NOT Therapy

April 2018

When we are working with people who are trying to experience more positivity and wellbeing, we often ask them to imagine what their lives would be like if things were the best that they could be.  Where would they be?  Who would they be with?  What would they be doing?  How would they be feeling?  

Understandably, people often struggle with painting this idealized picture when they are feeling stressed out or overwhelmed. In addition, there might be a natural reticence to building up hopes when they might never be realized. In other words, why contemplate possibilities? It only leads to disappointment if they never come to fruition.
 
On the other hand, we want to be able to identify what it would be like if things were better.
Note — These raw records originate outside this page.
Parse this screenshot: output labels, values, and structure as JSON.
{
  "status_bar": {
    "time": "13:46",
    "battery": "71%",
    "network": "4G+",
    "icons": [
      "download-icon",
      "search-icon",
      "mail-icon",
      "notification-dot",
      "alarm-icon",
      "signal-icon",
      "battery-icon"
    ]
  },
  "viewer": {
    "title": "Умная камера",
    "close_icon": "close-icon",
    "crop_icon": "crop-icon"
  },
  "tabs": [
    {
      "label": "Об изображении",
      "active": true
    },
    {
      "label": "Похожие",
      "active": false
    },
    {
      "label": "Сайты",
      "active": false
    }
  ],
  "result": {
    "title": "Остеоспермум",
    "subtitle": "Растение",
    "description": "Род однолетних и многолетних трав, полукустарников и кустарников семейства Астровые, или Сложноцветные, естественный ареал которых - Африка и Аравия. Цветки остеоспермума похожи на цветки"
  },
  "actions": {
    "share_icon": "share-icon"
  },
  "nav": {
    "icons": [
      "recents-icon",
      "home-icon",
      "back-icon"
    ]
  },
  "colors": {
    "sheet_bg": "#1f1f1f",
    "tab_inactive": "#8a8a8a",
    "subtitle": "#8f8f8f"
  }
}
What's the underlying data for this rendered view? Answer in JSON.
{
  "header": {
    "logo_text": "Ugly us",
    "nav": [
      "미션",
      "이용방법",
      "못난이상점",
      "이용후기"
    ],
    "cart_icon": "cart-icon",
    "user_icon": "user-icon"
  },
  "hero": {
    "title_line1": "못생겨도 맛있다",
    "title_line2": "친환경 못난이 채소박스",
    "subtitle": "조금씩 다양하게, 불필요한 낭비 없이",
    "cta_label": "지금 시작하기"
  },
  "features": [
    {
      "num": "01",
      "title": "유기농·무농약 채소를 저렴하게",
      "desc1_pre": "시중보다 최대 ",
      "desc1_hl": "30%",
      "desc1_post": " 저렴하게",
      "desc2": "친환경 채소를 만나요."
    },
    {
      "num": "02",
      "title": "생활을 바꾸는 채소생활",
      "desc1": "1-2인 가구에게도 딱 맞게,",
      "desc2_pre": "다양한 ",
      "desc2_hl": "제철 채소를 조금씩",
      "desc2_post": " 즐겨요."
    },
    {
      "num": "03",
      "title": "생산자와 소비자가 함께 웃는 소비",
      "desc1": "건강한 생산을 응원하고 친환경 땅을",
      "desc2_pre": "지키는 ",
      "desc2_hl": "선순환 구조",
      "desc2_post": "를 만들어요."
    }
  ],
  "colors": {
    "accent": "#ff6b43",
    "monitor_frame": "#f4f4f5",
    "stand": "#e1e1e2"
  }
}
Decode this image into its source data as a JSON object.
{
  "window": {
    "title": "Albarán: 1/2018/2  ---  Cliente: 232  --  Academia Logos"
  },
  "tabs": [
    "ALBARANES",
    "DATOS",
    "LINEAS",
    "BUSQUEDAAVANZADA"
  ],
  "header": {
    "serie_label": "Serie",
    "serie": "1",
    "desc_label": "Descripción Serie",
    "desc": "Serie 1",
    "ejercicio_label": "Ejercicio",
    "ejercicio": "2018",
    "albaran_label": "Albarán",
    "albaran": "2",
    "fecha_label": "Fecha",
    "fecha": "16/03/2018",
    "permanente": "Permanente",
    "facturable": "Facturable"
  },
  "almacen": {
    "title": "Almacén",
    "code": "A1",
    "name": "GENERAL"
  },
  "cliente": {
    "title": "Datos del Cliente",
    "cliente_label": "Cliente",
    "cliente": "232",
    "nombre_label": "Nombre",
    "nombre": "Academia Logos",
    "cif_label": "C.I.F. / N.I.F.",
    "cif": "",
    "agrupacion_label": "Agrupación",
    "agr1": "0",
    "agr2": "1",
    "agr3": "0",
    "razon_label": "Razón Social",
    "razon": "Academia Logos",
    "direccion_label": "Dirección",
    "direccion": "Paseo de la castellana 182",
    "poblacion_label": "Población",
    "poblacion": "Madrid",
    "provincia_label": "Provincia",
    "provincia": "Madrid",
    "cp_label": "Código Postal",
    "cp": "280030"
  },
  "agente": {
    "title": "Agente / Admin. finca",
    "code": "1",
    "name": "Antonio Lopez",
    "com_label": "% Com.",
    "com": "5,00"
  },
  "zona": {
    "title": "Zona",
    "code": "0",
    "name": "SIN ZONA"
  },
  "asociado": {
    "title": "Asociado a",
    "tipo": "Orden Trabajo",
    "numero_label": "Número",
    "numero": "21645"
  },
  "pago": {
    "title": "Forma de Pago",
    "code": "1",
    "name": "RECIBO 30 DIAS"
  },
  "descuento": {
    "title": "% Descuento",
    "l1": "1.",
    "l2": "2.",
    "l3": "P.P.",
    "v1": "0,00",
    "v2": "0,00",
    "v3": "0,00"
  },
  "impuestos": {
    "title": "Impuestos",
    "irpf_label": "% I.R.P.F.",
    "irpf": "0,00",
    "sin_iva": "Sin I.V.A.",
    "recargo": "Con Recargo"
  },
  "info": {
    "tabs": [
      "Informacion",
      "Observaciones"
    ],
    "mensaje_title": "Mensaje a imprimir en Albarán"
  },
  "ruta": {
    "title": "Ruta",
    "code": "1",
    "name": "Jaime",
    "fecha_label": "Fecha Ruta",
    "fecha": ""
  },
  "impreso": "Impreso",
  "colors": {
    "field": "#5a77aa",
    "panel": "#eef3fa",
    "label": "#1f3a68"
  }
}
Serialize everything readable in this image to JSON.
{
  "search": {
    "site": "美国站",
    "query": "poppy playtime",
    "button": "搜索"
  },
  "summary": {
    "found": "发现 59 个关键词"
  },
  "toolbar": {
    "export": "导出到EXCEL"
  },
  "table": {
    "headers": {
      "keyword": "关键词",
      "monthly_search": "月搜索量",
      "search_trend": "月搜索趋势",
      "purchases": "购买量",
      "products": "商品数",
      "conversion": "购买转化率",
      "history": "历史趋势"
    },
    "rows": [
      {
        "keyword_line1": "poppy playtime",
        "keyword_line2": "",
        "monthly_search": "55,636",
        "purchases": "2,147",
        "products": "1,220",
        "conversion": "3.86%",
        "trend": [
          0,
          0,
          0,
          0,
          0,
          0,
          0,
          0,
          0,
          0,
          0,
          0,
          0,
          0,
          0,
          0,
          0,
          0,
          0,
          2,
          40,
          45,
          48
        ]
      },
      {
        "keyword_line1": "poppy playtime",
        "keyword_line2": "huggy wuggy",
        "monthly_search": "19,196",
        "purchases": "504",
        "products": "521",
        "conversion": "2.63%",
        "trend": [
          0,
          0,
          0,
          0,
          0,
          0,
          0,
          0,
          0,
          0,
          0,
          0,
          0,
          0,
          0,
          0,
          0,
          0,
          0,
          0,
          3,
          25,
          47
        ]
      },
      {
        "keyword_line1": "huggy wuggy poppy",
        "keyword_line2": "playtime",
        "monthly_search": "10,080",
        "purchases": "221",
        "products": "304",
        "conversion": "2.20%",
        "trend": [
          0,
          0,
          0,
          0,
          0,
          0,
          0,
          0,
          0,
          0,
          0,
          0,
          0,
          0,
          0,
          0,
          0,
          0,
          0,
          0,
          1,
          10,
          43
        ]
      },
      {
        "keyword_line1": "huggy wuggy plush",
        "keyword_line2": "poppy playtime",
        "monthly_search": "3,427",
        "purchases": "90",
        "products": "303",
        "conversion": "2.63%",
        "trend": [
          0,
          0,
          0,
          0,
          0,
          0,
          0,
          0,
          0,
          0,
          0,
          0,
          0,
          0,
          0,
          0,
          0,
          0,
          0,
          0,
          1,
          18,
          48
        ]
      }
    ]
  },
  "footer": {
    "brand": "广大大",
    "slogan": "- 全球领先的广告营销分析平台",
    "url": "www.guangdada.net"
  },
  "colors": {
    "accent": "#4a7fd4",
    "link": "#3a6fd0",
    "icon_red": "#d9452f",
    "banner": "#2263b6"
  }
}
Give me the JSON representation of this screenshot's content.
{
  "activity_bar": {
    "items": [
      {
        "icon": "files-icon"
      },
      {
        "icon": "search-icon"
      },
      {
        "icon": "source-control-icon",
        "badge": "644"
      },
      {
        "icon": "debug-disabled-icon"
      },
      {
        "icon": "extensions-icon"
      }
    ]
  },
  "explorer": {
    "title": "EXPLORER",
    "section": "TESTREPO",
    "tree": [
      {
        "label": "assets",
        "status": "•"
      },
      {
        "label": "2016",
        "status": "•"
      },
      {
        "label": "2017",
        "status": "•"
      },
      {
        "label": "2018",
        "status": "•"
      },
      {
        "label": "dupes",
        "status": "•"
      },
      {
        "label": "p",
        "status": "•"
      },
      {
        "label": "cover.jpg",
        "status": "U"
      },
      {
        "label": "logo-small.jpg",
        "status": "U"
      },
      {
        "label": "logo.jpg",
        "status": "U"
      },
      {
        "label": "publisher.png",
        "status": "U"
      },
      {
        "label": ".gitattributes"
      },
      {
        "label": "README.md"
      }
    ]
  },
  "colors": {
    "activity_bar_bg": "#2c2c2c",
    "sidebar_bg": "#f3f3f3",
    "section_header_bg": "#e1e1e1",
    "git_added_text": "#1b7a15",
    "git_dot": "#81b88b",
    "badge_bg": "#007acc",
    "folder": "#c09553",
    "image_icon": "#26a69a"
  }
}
Sometimes that might start with what it’s like when it is not. That’s usually what we’re most in touch with when we’re struggling with stress anyway. We often have our clients divide a piece of paper into four columns titled “When it’s bad”, “When it’s good”, “What makes it worse”, and “What makes it better” and fill those columns out.
The last column is where we mine for what will be most critical to that person’s wellbeing.  It usually contains 3-5 things which, although essential, are often surprisingly mundane. And yet it’s tweaking those that determines on which side of “better” and “worse” we are falling. Life is never stress free, so it would be unrealistic to expect that we would always stay squarely on the better side. 
 
Therefore, we try to notice when we’re sliding towards or we’ve gotten back on the side of worse. Then we refer back to our list and implement one or two of the strategies that might tip that scale north again.  
 
We suggest that you do that exercise and see what comes up in that last column. Here is a link to the shorter version of our handout on strategies for increasing wellbeing to help you consider which ones might be most critical to you. However, we suggest that you personalize it because it will make your list more specific and relevant to you.
 
And just to switch things up, we offer an alternative to our usual “positive” proscriptions. We suggest that you dive into the third column, “What makes it worse” and playfully explore what yo
u would need to do to guarantee that you would always be stressed out, that you would never get any relief from your stress, that you would always be miserable and unhappy. Engage in what our colleague, psychologist Dan Tomasulo, calls NOT Therapy-Negatively Oriented Therapy.
 
Dan humorously offers a robust recipe to help ensure that you stay stuck in your misery. He outlines a series of highly effective techniques to “get you into, or help you maintain, a foul mood” including things like dwelling on missed opportunities, broken relationships, and mistakes you’ve made, being stingy, isolating in dark enclosed spaces, watching the news just before you go to bed, forgetting about the power of now and instead ruminating and wallowing in the power of then, etc.  Here is a link to Dan’s blog on NOT Therapy (you can also download it here) which he happily agreed to share with you if you needed help maintaining a state of misery.  
Even though it’s tongue-in-cheek, really indulging in some wholehearted negativity sometimes allows positivity to emerge more organically. See if diving deeper for a moment into what makes it worse doesn’t help illuminate what makes it better.
 
Positively (and Negatively) Yours, Rebecca and Gioia
 
Art Directive
Divide a piece of paper into four columns “When it’s bad”, “When it’s good”, “What makes it worse”, and “What makes it better”, and fill those with all of the things that come to mind.  Then, with Negatively Oriented Therapy in mind, make a collage that includes all of things that you can or would do in order to be as miserable as you could be.  Next make a collage of things that make you feel better. Notice differences. If nothing else, see if it doesn’t give you a different perception of how you manage stress.